In Wild, director Jean-Marc Vallée tackled the nature of memory: how it shapes us, the quiet and surprising way it sneaks into our present through a half-phrase from a song, or a glimpse of color, a precise shade recalling to mind a past moment with perfect but fleeting clarity. It's an examination he continues in Demolition, again through the prism of grief.
This time the one in mourning - although not if you ask him - is Jake Gyllenhaal's investment banker Davis Mitchell, who's just lost his wife in a brutal car accident. Davis is struck by his lack of feeling when he thinks of his wife - he isn't grieving the way we're taught we're meant to, and the strained relationship he had with his wife complicates her loss in a way that Davis doesn't seem quite ready to process.

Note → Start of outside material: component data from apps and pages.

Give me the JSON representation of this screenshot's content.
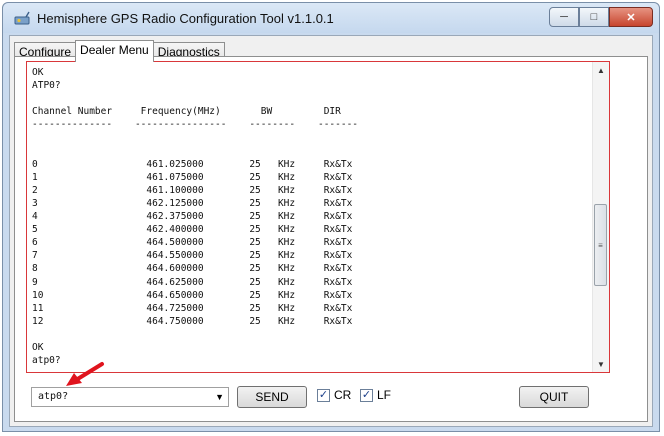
{
  "window": {
    "title": "Hemisphere GPS Radio Configuration Tool v1.1.0.1",
    "controls": [
      "─",
      "□",
      "✕"
    ]
  },
  "tabs": [
    {
      "label": "Configure",
      "active": false
    },
    {
      "label": "Dealer Menu",
      "active": true
    },
    {
      "label": "Diagnostics",
      "active": false
    }
  ],
  "console": {
    "lines": [
      "OK",
      "ATP0?",
      "",
      "Channel Number     Frequency(MHz)       BW         DIR",
      "--------------    ----------------    --------    -------",
      "",
      "",
      "0                   461.025000        25   KHz     Rx&Tx",
      "1                   461.075000        25   KHz     Rx&Tx",
      "2                   461.100000        25   KHz     Rx&Tx",
      "3                   462.125000        25   KHz     Rx&Tx",
      "4                   462.375000        25   KHz     Rx&Tx",
      "5                   462.400000        25   KHz     Rx&Tx",
      "6                   464.500000        25   KHz     Rx&Tx",
      "7                   464.550000        25   KHz     Rx&Tx",
      "8                   464.600000        25   KHz     Rx&Tx",
      "9                   464.625000        25   KHz     Rx&Tx",
      "10                  464.650000        25   KHz     Rx&Tx",
      "11                  464.725000        25   KHz     Rx&Tx",
      "12                  464.750000        25   KHz     Rx&Tx",
      "",
      "OK",
      "atp0?"
    ]
  },
  "command": {
    "value": "atp0?"
  },
  "buttons": {
    "send": "SEND",
    "quit": "QUIT"
  },
  "checkboxes": {
    "cr": {
      "label": "CR",
      "checked": true
    },
    "lf": {
      "label": "LF",
      "checked": true
    }
  },
  "colors": {
    "console_border": "#d9373a",
    "annotation_arrow": "#e0141e"
  }
}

He takes the metaphorical advice of his father-in-law (Chris Cooper) quite literally, and begins taking apart his life with a sledge hammer, deconstructing the perfect home he shared in his less than perfect marriage.
The night of his wife's death, Davis purchases a bag of peanut M&Ms from the hospital waiting room vending machine, and the bag gets stuck in the mechanism, as has happened to all of us at some point in our lives. He begins writing long, personal confessions to the customer service office of the vending machine company, until an employee named Karen Moreno (Naomi Watts) responds in an unexpected way. Through his correspondence with Karen, and his burgeoning friendship with her iconoclastic teenage son, Davis works through a complex grief that doesn't look anything like the grief of Hallmark cards and lily arrangements.
Demolition is honest about grief: that it's unique to each of us, that it can be selfish and ugly, that it's at least as strong for those for whom our love is mixed with some measure of antipathy. Gyllenhaal is brilliant in this portrayal: the more Davis feels, the less he shows, and he alienates everyone from his old life with his unusual search for understanding. Cooper, who is Davis' boss as well as his father-in-law, feels especially betrayed by this new Davis, one who does not seem to feel the loss of Phil's daughter in the way that Phil thinks is fit. Watts is appealing as Karen, but the character is a bit of a cipher, a spinning top whose permanent state of alienation and loss matches Davis' circumstantial one. But her son Chris, played by Judah Lewis, is the only true counterpart for Davis, two men railing at a world in which they feel entirely singular, taking apart everything that rings of false symmetry and uniform perfection, so that their surroundings match the way they feel inside.
Demolition is a beautiful film, plain-spoken even in its metaphors, and it feels fundamentally true in a way that most films cannot. It's also surprisingly hilarious for a story about loss. Davis operates in a way that is unexpected and jarring, and his interactions are threaded with a funny absurdity. That's another way that Demolition is honest, because sometimes grief is funny in its illogicality, and sometimes it's beautiful, and sometimes it's dreadful. It's messy, and so is Demolition, but it's a lovely mess that I can't wait to revisit.